# The task:
Please write out the records exactly.

⁂

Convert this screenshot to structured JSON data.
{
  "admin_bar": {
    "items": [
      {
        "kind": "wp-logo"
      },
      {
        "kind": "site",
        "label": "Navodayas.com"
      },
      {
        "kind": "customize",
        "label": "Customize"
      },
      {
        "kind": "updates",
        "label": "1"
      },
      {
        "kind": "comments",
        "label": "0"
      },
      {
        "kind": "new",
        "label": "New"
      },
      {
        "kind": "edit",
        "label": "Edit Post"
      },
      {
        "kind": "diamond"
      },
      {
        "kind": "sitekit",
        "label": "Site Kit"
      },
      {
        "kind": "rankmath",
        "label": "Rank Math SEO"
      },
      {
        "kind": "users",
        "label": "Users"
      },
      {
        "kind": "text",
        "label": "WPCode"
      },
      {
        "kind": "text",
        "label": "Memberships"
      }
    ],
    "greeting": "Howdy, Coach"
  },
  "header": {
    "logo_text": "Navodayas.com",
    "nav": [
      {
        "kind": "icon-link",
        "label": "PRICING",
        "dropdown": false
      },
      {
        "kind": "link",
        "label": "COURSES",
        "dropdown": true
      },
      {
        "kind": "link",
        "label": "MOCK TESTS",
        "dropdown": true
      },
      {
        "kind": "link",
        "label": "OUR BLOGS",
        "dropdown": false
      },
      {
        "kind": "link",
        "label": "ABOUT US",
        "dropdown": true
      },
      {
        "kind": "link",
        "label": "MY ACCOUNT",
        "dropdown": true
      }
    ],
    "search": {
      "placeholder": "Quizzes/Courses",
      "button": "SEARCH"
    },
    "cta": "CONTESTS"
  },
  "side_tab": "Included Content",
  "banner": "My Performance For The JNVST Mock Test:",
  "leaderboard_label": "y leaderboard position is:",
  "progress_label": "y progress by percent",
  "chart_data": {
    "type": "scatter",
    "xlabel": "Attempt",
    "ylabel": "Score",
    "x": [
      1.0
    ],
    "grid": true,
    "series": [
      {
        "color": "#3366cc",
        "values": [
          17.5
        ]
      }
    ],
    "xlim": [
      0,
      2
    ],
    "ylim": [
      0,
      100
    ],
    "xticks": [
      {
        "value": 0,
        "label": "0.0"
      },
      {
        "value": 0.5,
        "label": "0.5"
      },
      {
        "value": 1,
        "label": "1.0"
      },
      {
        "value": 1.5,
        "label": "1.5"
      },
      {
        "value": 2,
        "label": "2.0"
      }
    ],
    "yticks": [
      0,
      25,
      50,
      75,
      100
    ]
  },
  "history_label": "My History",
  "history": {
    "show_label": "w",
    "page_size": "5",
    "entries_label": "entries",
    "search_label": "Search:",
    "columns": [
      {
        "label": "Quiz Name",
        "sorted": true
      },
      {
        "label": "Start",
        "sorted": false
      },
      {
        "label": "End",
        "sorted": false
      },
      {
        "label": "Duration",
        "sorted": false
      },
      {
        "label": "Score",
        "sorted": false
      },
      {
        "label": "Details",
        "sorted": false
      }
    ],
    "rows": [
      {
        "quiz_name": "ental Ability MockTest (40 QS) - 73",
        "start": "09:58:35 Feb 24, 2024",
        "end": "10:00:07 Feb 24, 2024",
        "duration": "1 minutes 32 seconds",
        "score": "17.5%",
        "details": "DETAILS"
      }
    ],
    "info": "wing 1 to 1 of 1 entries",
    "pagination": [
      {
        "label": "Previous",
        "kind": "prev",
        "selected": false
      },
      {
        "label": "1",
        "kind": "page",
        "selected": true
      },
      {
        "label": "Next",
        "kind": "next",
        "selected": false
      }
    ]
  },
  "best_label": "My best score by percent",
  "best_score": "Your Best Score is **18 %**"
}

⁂

# Answer space:
Convert this screenshot to structured JSON data.
{
  "admin_bar": {
    "items": [
      {
        "kind": "wp-logo"
      },
      {
        "kind": "site",
        "label": "Navodayas.com"
      },
      {
        "kind": "customize",
        "label": "Customize"
      },
      {
        "kind": "updates",
        "label": "1"
      },
      {
        "kind": "comments",
        "label": "0"
      },
      {
        "kind": "new",
        "label": "New"
      },
      {
        "kind": "edit",
        "label": "Edit Post"
      },
      {
        "kind": "diamond"
      },
      {
        "kind": "sitekit",
        "label": "Site Kit"
      },
      {
        "kind": "rankmath",
        "label": "Rank Math SEO"
      },
      {
        "kind": "users",
        "label": "Users"
      },
      {
        "kind": "text",
        "label": "WPCode"
      },
      {
        "kind": "text",
        "label": "Memberships"
      }
    ],
    "greeting": "Howdy, Coach"
  },
  "header": {
    "logo_text": "Navodayas.com",
    "nav": [
      {
        "kind": "icon-link",
        "label": "PRICING",
        "dropdown": false
      },
      {
        "kind": "link",
        "label": "COURSES",
        "dropdown": true
      },
      {
        "kind": "link",
        "label": "MOCK TESTS",
        "dropdown": true
      },
      {
        "kind": "link",
        "label": "OUR BLOGS",
        "dropdown": false
      },
      {
        "kind": "link",
        "label": "ABOUT US",
        "dropdown": true
      },
      {
        "kind": "link",
        "label": "MY ACCOUNT",
        "dropdown": true
      }
    ],
    "search": {
      "placeholder": "Quizzes/Courses",
      "button": "SEARCH"
    },
    "cta": "CONTESTS"
  },
  "side_tab": "Included Content",
  "banner": "My Performance For The JNVST Mock Test:",
  "leaderboard_label": "y leaderboard position is:",
  "progress_label": "y progress by percent",
  "chart_data": {
    "type": "scatter",
    "xlabel": "Attempt",
    "ylabel": "Score",
    "x": [
      1.0
    ],
    "grid": true,
    "series": [
      {
        "color": "#3366cc",
        "values": [
          17.5
        ]
      }
    ],
    "xlim": [
      0,
      2
    ],
    "ylim": [
      0,
      100
    ],
    "xticks": [
      {
        "value": 0,
        "label": "0.0"
      },
      {
        "value": 0.5,
        "label": "0.5"
      },
      {
        "value": 1,
        "label": "1.0"
      },
      {
        "value": 1.5,
        "label": "1.5"
      },
      {
        "value": 2,
        "label": "2.0"
      }
    ],
    "yticks": [
      0,
      25,
      50,
      75,
      100
    ]
  },
  "history_label": "My History",
  "history": {
    "show_label": "w",
    "page_size": "5",
    "entries_label": "entries",
    "search_label": "Search:",
    "columns": [
      {
        "label": "Quiz Name",
        "sorted": true
      },
      {
        "label": "Start",
        "sorted": false
      },
      {
        "label": "End",
        "sorted": false
      },
      {
        "label": "Duration",
        "sorted": false
      },
      {
        "label": "Score",
        "sorted": false
      },
      {
        "label": "Details",
        "sorted": false
      }
    ],
    "rows": [
      {
        "quiz_name": "ental Ability MockTest (40 QS) - 73",
        "start": "09:58:35 Feb 24, 2024",
        "end": "10:00:07 Feb 24, 2024",
        "duration": "1 minutes 32 seconds",
        "score": "17.5%",
        "details": "DETAILS"
      }
    ],
    "info": "wing 1 to 1 of 1 entries",
    "pagination": [
      {
        "label": "Previous",
        "kind": "prev",
        "selected": false
      },
      {
        "label": "1",
        "kind": "page",
        "selected": true
      },
      {
        "label": "Next",
        "kind": "next",
        "selected": false
      }
    ]
  },
  "best_label": "My best score by percent",
  "best_score": "Your Best Score is **18 %**"
}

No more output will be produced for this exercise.